Host: Rebecca Williams
Show date: 05/29/2012
This is the Environment Report. I’m Rebecca Williams.
The landscape of Michigan's Lower Peninsula has been changing over the decades. Some of the changes are intentional... some accidental...and some are simply a mystery. Rina Miller reports:
In the sixties and seventies ... Dutch elm disease left tree-lined streets naked.
These last few years saw the Emerald Ash borer leave its trail of destruction across the state. And now Michigan's spruce and pine trees are in decline.
Bert Cregg is an associate professor of horticulture and forestry at Michigan State University.
He says one culprit is called Phomopsis. It's a fungus that has been around for a long time. It used to affect just seedlings and smaller trees. But now it's killing larger trees, too. And scientists don't know why.
“Is this an environmental set of conditions? Is there something going on with the pathogen itself? So there's really lots more questions than answers at this point, other than we're seeing a lot of trees starting to decline.”
Cregg says the Phomopsis fungus is primarily affecting blue, white and Norway spruce used for landscaping. Those trees are not native to Michigan.
He says it progressively kills branches...and eventually the whole tree.
Cregg says a couple of things can be done. He says if you spot dead branches, you should prune them ... and get rid of lower limbs to help with air circulation.

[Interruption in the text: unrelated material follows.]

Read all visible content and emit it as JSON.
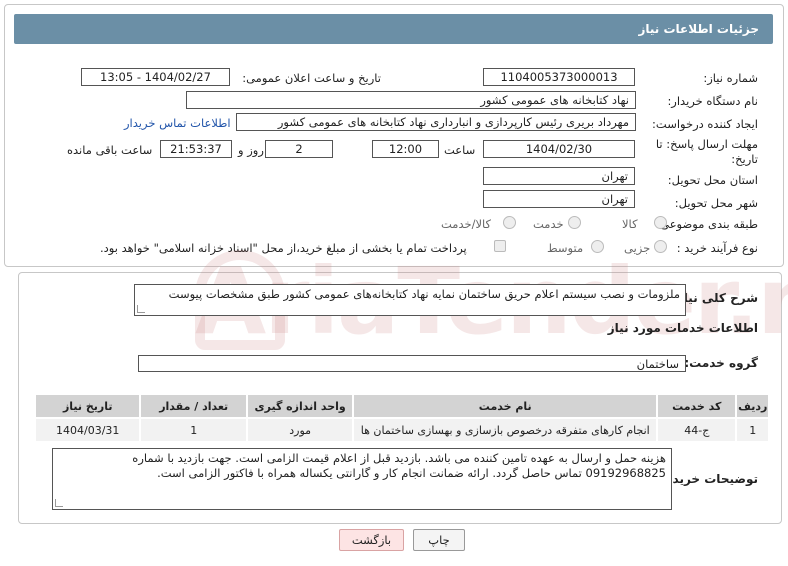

He also says if you're planting spruce trees ... don't group them closely together, because that makes them more vulnerable to fungus.
And if you're not sure what's going on with your tree...call an expert.
“So if you can get a sample into our diagnostics lab, or another tree care provider that knows what they're looking at. If it can be identified as Phomopsis, then there is a possibility of treating with a fungicide.”
You might also be noticing branch dieback on pine trees along roadways and in state forests. Cregg says any number of things could be causing that... including a type of blight or insects... or maybe just normal variations in weather affecting tree growth. They just don't know yet.
For the Environment Report, I'm Rina Miller.
This is the Environment Report.
Let’s say you own a beach house. You might want to pull out some plants or mow them or smooth out the sand to make it look nice.
At the moment, if you want to do any of these things, you need a permit from both the state and federal government.
Maggie Cox is with the Michigan Department of Environmental Quality. She says her department has to make sure everyone can walk on the beaches. And she says sensitive wetlands need to be protected.
“Your property line is down to the water’s edge – but the state also holds in trust for the public the land up to ordinary high water mark.”
Last week, the Michigan Senate passed legislation that would eliminate the state permit for beach maintenance.
Several environmental groups are opposed to that.
The DEQ’s Maggie Cox says her agency will still have oversight of beach maintenance in wetland areas.
“In areas that are mostly sand or mostly rock, you no longer have to get a permit from the department. But in areas that are wet or coastal wetlands, made up mostly of bulrush or other vegetation, you’re going to have to still come to the department and the Army Corps for a permit.”
But the Army Corps does not regulate mowing on beach areas. So if the state permit requirement goes away, property owners would be able to mow plants on sandy beach areas without any oversight. Environmental groups say that’s a problem.
But Ernie Krygier disagrees. He’s the president of Save Our Shoreline. That’s a group of property owners that wants to preserve the right to groom beaches.
“We’re not about people going out into the lake with bulldozers. In fact the DEQ still does have the ability to police the shoreline. If some goofball wants to take a fence down to the water’s edge to stop people from walking down the beach, they have the ability to come in and make him remove it.”
Krygier says his biggest concern is an invasive plant called phragmites that he wants to be able to remove from his beachfront property.
The legislation now moves to the state House.
That’s the Environment Report. I’m Rebecca Williams.blog comments powered by Disqus